Jun. 26—In 1936, a wonderful lake was finished next to Mankato's popular Sibley Park. For decades, residents had been asking for a safe place to swim and enjoy the rivers bordering the town.
Early in 1935, a 20-man crew had began cutting brush from the Blue Earth River bottom to form the bottom of the proposed lake.
Mankato engineer Al Kircher, city officials and the citizens were excited they could finally have what they believed would be a safe place to swim in the river.
As things kept rolling along, a nearby dam and dike were completed. Yet the project came to an abrupt halt by mid-summer of 1935.
Work resumed May 18, 1936, on a lake that would average 500 feet in width. Its beach was to be 900 feet long and about 350 feet wide. Delays in getting some materials slowed the work but by late fall the eastern section of the dam was completed.

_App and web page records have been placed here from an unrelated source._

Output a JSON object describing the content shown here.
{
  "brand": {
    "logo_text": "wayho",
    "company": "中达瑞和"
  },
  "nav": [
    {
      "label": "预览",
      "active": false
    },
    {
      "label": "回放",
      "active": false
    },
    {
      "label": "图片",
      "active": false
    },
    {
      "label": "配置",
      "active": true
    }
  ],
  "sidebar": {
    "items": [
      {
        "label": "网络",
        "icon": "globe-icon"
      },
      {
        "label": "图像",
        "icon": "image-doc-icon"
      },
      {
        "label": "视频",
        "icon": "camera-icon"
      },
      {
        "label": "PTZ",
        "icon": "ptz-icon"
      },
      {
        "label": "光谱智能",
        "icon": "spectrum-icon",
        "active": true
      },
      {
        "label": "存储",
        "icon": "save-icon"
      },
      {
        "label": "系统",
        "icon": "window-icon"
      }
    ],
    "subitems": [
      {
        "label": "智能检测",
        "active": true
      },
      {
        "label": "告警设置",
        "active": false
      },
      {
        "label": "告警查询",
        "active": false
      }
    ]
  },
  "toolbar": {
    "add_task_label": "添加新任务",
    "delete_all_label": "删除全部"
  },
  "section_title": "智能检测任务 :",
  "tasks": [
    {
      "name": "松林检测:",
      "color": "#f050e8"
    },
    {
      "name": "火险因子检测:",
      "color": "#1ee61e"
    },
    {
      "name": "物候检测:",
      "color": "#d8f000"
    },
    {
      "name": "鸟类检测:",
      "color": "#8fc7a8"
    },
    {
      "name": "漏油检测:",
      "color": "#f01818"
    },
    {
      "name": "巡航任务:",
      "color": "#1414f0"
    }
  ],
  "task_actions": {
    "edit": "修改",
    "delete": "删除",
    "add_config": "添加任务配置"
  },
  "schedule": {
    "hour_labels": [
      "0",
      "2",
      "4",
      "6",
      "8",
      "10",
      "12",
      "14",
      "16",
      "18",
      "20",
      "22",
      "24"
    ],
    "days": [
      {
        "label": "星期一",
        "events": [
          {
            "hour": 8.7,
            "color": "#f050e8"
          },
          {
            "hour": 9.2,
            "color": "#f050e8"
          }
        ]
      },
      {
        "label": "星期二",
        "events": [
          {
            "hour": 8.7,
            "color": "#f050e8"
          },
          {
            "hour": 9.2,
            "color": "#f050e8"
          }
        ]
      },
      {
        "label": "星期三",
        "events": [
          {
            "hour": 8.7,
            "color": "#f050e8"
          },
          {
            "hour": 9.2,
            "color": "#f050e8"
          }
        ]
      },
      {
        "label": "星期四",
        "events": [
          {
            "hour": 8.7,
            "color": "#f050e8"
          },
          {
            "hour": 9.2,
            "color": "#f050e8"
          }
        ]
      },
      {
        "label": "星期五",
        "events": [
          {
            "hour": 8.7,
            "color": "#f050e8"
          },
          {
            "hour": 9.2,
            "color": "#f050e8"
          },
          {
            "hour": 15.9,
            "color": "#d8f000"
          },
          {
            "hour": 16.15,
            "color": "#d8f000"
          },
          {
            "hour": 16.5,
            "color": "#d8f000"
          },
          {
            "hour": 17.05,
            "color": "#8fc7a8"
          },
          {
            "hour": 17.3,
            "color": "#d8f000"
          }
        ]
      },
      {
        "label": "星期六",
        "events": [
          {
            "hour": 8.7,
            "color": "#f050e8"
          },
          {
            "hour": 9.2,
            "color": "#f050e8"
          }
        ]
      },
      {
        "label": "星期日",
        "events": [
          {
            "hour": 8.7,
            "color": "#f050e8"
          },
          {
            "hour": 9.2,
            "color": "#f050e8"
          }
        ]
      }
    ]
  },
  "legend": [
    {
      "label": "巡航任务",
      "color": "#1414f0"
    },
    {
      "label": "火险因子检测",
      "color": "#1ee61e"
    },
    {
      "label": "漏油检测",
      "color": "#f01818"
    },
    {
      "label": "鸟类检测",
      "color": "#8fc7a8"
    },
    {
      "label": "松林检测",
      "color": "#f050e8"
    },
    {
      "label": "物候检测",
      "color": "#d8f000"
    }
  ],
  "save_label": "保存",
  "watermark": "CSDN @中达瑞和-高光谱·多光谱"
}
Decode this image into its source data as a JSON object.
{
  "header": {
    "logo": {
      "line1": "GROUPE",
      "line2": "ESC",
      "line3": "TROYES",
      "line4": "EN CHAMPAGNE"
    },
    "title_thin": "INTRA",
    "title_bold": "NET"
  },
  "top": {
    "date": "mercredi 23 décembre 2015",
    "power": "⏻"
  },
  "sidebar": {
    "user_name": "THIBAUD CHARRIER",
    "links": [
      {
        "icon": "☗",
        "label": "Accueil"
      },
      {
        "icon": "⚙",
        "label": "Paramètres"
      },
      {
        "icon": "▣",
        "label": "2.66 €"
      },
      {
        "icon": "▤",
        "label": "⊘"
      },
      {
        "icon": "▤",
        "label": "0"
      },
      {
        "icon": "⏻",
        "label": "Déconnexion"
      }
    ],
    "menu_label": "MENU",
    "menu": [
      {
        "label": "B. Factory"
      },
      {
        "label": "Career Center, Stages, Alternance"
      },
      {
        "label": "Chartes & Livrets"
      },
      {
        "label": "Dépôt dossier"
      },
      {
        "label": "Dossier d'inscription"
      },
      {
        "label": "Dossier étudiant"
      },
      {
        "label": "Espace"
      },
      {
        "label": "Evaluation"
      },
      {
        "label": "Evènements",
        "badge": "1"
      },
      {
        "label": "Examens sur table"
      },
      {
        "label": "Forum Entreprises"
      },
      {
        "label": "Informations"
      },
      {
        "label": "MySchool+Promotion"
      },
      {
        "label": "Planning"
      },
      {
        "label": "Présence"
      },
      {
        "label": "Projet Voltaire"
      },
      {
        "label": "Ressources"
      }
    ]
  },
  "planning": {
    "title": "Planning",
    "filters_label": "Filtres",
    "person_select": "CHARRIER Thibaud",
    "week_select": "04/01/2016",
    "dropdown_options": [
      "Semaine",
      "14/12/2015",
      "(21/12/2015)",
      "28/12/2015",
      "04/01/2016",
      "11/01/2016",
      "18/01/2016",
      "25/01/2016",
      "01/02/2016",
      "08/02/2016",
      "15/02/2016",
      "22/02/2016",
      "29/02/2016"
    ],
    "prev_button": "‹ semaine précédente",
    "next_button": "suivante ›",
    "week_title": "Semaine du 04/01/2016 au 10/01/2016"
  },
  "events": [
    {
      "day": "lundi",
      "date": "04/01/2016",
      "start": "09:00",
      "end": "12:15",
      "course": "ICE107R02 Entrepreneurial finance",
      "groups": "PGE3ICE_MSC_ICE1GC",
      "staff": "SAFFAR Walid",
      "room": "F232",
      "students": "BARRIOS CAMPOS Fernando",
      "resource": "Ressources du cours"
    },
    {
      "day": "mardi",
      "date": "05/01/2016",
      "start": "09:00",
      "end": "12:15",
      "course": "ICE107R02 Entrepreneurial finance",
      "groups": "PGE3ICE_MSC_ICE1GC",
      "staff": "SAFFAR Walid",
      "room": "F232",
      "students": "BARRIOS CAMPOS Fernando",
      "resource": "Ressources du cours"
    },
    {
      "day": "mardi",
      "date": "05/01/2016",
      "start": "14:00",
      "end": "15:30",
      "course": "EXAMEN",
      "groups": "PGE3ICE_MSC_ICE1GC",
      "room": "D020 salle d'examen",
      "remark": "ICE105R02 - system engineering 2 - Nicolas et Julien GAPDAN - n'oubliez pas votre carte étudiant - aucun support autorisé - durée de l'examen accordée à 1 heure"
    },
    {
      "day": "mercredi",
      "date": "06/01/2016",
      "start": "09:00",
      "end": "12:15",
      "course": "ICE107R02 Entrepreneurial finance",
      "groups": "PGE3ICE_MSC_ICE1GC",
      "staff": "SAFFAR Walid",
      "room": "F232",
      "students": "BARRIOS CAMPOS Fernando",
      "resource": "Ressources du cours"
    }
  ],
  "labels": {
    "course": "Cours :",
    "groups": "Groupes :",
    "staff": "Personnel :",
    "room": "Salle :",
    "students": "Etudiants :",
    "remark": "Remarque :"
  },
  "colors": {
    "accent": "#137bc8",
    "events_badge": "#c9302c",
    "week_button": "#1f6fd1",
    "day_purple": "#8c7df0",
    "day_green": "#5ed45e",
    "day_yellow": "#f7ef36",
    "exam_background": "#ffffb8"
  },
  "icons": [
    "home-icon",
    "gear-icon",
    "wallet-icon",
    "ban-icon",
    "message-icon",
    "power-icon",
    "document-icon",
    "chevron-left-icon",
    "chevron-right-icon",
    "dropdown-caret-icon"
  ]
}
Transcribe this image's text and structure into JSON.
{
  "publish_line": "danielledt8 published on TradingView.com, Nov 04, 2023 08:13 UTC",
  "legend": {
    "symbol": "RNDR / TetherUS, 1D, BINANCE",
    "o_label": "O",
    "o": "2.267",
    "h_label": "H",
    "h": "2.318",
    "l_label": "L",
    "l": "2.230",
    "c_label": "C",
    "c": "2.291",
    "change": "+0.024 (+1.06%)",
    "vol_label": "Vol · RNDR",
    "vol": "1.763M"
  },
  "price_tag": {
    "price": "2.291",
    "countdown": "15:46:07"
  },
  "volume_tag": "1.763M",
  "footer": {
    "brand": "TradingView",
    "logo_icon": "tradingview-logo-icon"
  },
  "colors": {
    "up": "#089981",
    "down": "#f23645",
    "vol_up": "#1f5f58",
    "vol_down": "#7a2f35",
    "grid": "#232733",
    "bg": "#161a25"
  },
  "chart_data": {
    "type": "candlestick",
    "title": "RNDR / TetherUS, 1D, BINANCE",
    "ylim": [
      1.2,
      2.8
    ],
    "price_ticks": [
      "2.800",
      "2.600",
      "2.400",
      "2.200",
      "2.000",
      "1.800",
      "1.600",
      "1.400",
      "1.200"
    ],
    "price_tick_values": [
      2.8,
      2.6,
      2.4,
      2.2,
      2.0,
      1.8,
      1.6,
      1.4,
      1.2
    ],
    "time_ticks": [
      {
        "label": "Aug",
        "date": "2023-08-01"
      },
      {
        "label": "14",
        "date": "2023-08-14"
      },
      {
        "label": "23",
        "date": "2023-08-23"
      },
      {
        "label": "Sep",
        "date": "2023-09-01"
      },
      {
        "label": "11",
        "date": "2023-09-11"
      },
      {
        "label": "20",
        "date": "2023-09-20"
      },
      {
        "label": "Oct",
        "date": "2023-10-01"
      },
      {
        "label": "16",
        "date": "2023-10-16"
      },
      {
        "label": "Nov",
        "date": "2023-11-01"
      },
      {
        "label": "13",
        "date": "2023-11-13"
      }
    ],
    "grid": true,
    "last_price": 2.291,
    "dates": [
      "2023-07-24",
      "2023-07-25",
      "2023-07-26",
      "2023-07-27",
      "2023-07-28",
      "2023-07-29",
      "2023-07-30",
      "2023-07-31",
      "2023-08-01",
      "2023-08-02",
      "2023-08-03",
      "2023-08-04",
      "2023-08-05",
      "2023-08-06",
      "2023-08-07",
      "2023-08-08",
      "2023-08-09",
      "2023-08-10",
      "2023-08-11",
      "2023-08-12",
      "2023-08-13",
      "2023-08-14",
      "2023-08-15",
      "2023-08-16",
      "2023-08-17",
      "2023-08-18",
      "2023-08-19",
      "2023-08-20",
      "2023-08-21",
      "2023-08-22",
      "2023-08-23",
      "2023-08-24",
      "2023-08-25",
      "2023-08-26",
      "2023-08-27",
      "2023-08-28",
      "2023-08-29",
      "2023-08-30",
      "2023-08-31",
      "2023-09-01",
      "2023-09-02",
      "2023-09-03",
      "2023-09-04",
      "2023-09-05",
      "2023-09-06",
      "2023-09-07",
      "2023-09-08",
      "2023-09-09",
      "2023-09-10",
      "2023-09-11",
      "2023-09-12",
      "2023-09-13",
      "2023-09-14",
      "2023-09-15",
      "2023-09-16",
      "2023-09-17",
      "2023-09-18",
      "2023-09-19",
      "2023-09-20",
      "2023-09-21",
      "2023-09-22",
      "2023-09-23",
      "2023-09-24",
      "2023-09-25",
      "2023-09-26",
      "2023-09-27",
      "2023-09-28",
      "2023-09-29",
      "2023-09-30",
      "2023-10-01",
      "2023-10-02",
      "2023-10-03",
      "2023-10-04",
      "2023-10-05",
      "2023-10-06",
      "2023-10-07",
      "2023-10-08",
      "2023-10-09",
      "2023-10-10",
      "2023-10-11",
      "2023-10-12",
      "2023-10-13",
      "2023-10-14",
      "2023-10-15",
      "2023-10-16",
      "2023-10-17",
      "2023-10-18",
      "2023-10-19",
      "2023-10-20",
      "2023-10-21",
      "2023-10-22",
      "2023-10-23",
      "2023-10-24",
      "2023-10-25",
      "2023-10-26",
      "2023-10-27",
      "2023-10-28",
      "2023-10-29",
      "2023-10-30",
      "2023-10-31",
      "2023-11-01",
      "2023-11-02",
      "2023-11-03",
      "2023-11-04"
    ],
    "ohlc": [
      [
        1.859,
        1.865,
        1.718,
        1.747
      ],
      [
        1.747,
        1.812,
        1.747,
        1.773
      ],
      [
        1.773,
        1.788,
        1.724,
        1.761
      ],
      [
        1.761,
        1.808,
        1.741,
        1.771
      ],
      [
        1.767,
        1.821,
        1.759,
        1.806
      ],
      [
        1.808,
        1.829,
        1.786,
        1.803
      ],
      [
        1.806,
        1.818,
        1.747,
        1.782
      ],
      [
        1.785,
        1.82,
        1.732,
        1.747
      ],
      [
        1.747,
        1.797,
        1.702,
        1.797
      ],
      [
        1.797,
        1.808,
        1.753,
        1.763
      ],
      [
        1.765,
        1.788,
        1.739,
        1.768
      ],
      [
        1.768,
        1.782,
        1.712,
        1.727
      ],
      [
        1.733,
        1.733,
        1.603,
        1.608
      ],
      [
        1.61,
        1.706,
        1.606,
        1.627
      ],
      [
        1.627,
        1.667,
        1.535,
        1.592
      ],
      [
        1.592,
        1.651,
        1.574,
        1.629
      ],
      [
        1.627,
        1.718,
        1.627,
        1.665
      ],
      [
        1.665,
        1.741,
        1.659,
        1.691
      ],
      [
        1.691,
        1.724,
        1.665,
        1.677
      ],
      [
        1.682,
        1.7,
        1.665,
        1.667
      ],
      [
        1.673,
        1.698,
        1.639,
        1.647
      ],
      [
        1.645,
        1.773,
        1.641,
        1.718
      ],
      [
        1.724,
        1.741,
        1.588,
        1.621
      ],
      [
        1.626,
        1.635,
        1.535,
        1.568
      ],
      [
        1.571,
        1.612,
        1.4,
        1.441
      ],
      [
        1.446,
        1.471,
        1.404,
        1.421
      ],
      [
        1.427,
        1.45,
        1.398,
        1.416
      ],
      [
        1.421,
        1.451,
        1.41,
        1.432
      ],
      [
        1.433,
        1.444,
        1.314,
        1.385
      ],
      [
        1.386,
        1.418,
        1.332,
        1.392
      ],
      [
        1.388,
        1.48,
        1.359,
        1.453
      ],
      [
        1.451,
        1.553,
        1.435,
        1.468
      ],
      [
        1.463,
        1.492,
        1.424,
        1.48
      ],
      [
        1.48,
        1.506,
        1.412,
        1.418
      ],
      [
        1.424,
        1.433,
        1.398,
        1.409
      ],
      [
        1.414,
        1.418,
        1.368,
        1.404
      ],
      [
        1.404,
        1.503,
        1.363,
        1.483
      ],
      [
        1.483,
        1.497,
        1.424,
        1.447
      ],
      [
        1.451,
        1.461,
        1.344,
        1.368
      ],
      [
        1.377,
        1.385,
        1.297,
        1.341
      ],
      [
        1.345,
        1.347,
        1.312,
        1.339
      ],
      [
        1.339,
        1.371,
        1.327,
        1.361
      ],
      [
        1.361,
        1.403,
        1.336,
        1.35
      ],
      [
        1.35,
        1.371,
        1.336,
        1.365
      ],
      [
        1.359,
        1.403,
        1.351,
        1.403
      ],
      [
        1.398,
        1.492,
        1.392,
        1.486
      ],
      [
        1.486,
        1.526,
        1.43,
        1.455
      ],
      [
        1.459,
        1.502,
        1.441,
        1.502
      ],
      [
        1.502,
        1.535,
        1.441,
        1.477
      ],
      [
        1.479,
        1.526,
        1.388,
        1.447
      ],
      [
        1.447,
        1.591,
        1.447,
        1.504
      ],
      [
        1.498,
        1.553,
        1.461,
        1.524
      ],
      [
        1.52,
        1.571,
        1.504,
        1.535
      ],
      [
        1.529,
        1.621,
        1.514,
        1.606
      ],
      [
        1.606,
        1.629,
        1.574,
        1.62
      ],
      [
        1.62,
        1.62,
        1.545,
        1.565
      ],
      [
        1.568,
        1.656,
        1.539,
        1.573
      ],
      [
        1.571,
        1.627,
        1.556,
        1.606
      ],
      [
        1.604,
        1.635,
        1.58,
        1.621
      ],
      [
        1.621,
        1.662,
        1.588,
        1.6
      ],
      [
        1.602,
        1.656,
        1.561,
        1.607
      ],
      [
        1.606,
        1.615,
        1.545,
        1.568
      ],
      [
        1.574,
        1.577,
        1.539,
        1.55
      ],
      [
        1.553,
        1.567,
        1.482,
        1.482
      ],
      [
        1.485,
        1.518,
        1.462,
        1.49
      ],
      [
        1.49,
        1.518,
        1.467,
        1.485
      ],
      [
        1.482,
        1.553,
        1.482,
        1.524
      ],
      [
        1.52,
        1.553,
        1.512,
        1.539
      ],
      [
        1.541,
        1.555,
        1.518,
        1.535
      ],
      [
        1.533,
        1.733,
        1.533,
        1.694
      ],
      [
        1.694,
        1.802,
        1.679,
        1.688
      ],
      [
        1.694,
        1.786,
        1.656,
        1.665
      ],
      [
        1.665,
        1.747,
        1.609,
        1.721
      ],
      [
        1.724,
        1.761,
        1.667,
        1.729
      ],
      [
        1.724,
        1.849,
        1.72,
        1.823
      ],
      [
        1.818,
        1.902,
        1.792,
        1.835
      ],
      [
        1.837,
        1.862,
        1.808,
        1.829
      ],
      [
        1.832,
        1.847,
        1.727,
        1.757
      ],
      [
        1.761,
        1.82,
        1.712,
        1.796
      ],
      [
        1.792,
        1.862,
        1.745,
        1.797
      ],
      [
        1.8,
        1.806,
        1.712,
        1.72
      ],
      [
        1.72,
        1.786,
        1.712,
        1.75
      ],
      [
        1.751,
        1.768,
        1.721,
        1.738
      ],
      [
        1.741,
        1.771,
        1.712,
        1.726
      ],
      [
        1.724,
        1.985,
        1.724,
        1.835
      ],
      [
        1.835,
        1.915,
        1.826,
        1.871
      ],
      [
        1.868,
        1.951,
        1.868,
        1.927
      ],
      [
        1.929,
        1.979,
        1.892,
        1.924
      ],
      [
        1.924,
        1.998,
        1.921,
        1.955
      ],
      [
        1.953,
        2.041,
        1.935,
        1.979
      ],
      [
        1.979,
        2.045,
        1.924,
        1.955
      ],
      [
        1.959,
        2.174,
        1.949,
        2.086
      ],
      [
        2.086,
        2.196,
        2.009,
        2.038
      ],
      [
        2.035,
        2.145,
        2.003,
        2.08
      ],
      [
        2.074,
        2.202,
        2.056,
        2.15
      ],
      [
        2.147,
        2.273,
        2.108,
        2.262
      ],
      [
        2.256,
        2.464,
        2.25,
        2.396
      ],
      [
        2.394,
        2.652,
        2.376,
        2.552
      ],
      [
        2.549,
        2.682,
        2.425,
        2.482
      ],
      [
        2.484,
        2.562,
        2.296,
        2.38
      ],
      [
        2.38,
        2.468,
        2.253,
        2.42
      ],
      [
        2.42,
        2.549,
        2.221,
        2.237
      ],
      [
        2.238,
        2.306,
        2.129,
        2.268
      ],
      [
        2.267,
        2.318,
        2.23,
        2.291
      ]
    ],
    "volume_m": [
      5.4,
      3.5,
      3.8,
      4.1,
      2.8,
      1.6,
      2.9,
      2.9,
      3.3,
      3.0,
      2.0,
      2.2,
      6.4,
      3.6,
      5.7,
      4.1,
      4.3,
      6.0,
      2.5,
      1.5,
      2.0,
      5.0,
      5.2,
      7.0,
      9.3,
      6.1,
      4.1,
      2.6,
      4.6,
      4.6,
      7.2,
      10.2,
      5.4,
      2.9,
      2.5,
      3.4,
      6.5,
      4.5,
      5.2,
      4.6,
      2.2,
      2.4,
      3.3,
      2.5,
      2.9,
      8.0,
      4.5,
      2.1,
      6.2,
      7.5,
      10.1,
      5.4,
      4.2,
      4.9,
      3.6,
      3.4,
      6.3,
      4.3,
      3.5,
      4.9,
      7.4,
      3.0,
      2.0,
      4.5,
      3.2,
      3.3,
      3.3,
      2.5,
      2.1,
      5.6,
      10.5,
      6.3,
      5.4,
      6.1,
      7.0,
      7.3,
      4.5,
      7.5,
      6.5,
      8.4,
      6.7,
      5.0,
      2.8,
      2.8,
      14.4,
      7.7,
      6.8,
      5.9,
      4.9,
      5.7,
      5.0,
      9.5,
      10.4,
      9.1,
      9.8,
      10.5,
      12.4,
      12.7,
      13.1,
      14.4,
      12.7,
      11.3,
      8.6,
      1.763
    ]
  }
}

The dam and lake were dedicated June 23, 1937. At 5:30 p.m. a banquet was held at the Saulpaugh Hotel in downtown Mankato. At least 100 out-of-town guests, including WPA officials, were present. Music was provided by an orchestra of the Local 477 Musicians' Union. After a dinner and speeches, a parade of cars led by the highway patrol and local police went from the hotel to Sibley Park.
A crowd estimated at 8,000 people and 2,500 cars gathered around the park's bandshell to hear the dignitaries speak.
However, one week before the dedication ceremony, 10-year-old John Kenny had dived off the railing of the dam. He was drawn through one of the flood gates that had been opened. A nearby fisherman saved the youth. That same week, the State Board of Health declared the water in the lake to be impure and unsafe for swimming.
On the same day as the ceremony at the park, there were two lake incidents. 15-year-old Raymond Shama drowned after stepping in a hole on the lake's bottom. Another youth needed to be pulled out of the lake after he also went into water over his head.
The Council soon outlawed swimming in the lake. Signs were ordered that read "No Swimming — Deep Pitch Off."
Robert Hopfenspirger had been hired as the lifeguard at the new Sibley Lake. Six days after the grand dedication celebration, his duties changed. His job became keeping people from entering the lake.
After decades of citizens dreaming of a dammed-up lake in the river, two years of planning and two years building, the $2 million (in today's dollars) dam became a boondoggle.
Two things happened to make the disappointment a little less painful for the swimmers. First, one year later, the city built a wading pool for youngsters at Sibley Park that lasted until 1974. Also in 1938, work began on Tourtellotte Pool, also a WPA project.
(This column is the second of a two-part series. Pulis' story was originally published in BECHS' Winter 2021 newsletter "The Blue Earth County Historian.")